___ Extracted information

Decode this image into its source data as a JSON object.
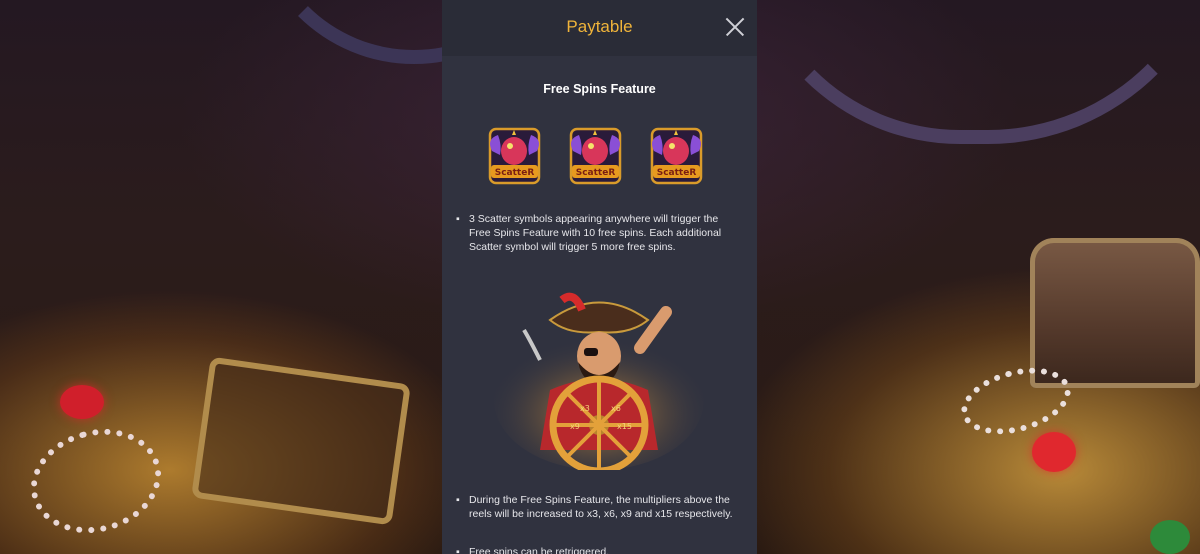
{
  "panel": {
    "title": "Paytable",
    "close_label": "close",
    "section_title": "Free Spins Feature",
    "scatter_symbols": [
      {
        "label": "ScatteR"
      },
      {
        "label": "ScatteR"
      },
      {
        "label": "ScatteR"
      }
    ],
    "descriptions": [
      "3 Scatter symbols appearing anywhere will trigger the Free Spins Feature with 10 free spins. Each additional Scatter symbol will trigger 5 more free spins.",
      "During the Free Spins Feature, the multipliers above the reels will be increased to x3, x6, x9 and x15 respectively.",
      "Free spins can be retriggered."
    ],
    "wheel_multipliers": [
      "x3",
      "x6",
      "x9",
      "x15"
    ]
  },
  "colors": {
    "title": "#f0b43a",
    "panel_bg": "#30323f",
    "header_bg": "#2a2c37"
  }
}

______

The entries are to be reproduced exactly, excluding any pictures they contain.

Decode this image into its source data as a JSON object.
{
  "panel": {
    "title": "Paytable",
    "close_label": "close",
    "section_title": "Free Spins Feature",
    "scatter_symbols": [
      {
        "label": "ScatteR"
      },
      {
        "label": "ScatteR"
      },
      {
        "label": "ScatteR"
      }
    ],
    "descriptions": [
      "3 Scatter symbols appearing anywhere will trigger the Free Spins Feature with 10 free spins. Each additional Scatter symbol will trigger 5 more free spins.",
      "During the Free Spins Feature, the multipliers above the reels will be increased to x3, x6, x9 and x15 respectively.",
      "Free spins can be retriggered."
    ],
    "wheel_multipliers": [
      "x3",
      "x6",
      "x9",
      "x15"
    ]
  },
  "colors": {
    "title": "#f0b43a",
    "panel_bg": "#30323f",
    "header_bg": "#2a2c37"
  }
}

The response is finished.